Collected data entries:
○ ○ ○
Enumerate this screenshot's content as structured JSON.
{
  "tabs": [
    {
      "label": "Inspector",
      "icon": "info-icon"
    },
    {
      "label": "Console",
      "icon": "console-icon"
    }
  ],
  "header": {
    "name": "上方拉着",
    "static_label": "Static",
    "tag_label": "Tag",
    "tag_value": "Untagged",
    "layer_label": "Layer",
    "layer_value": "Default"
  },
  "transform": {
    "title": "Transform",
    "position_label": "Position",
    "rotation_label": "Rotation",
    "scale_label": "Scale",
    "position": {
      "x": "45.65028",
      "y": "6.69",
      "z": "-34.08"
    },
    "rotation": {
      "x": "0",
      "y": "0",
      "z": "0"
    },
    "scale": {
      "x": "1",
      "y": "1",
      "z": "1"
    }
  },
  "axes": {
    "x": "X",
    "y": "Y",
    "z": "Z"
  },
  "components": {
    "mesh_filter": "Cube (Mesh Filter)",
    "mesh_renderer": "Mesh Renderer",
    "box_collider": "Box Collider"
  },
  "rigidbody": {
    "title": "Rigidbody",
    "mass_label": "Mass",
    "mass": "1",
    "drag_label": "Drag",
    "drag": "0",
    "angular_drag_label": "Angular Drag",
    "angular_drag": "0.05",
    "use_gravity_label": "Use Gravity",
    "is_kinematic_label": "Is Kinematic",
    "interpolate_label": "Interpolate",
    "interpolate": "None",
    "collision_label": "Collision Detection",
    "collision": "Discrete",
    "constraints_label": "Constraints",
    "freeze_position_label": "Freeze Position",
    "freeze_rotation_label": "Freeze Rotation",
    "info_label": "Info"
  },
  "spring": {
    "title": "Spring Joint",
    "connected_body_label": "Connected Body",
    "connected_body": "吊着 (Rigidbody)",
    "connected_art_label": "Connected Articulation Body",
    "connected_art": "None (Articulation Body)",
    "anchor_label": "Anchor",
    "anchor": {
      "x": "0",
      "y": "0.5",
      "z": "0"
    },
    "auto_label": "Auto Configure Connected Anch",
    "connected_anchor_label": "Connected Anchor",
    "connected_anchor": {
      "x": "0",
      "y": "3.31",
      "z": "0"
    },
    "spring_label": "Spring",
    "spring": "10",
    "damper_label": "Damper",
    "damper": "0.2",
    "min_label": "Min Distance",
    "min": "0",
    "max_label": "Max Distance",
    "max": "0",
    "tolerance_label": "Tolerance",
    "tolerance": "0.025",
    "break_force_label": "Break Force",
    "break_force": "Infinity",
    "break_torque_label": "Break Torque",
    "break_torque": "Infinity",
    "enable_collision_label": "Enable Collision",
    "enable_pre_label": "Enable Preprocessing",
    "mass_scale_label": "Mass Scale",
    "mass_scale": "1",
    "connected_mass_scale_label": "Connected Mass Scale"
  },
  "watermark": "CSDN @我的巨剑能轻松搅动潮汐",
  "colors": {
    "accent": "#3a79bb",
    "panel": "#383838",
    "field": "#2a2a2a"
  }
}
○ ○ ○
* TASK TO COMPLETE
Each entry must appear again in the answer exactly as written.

* WRITTEN ANSWER
Enumerate this screenshot's content as structured JSON.
{
  "tabs": [
    {
      "label": "Inspector",
      "icon": "info-icon"
    },
    {
      "label": "Console",
      "icon": "console-icon"
    }
  ],
  "header": {
    "name": "上方拉着",
    "static_label": "Static",
    "tag_label": "Tag",
    "tag_value": "Untagged",
    "layer_label": "Layer",
    "layer_value": "Default"
  },
  "transform": {
    "title": "Transform",
    "position_label": "Position",
    "rotation_label": "Rotation",
    "scale_label": "Scale",
    "position": {
      "x": "45.65028",
      "y": "6.69",
      "z": "-34.08"
    },
    "rotation": {
      "x": "0",
      "y": "0",
      "z": "0"
    },
    "scale": {
      "x": "1",
      "y": "1",
      "z": "1"
    }
  },
  "axes": {
    "x": "X",
    "y": "Y",
    "z": "Z"
  },
  "components": {
    "mesh_filter": "Cube (Mesh Filter)",
    "mesh_renderer": "Mesh Renderer",
    "box_collider": "Box Collider"
  },
  "rigidbody": {
    "title": "Rigidbody",
    "mass_label": "Mass",
    "mass": "1",
    "drag_label": "Drag",
    "drag": "0",
    "angular_drag_label": "Angular Drag",
    "angular_drag": "0.05",
    "use_gravity_label": "Use Gravity",
    "is_kinematic_label": "Is Kinematic",
    "interpolate_label": "Interpolate",
    "interpolate": "None",
    "collision_label": "Collision Detection",
    "collision": "Discrete",
    "constraints_label": "Constraints",
    "freeze_position_label": "Freeze Position",
    "freeze_rotation_label": "Freeze Rotation",
    "info_label": "Info"
  },
  "spring": {
    "title": "Spring Joint",
    "connected_body_label": "Connected Body",
    "connected_body": "吊着 (Rigidbody)",
    "connected_art_label": "Connected Articulation Body",
    "connected_art": "None (Articulation Body)",
    "anchor_label": "Anchor",
    "anchor": {
      "x": "0",
      "y": "0.5",
      "z": "0"
    },
    "auto_label": "Auto Configure Connected Anch",
    "connected_anchor_label": "Connected Anchor",
    "connected_anchor": {
      "x": "0",
      "y": "3.31",
      "z": "0"
    },
    "spring_label": "Spring",
    "spring": "10",
    "damper_label": "Damper",
    "damper": "0.2",
    "min_label": "Min Distance",
    "min": "0",
    "max_label": "Max Distance",
    "max": "0",
    "tolerance_label": "Tolerance",
    "tolerance": "0.025",
    "break_force_label": "Break Force",
    "break_force": "Infinity",
    "break_torque_label": "Break Torque",
    "break_torque": "Infinity",
    "enable_collision_label": "Enable Collision",
    "enable_pre_label": "Enable Preprocessing",
    "mass_scale_label": "Mass Scale",
    "mass_scale": "1",
    "connected_mass_scale_label": "Connected Mass Scale"
  },
  "watermark": "CSDN @我的巨剑能轻松搅动潮汐",
  "colors": {
    "accent": "#3a79bb",
    "panel": "#383838",
    "field": "#2a2a2a"
  }
}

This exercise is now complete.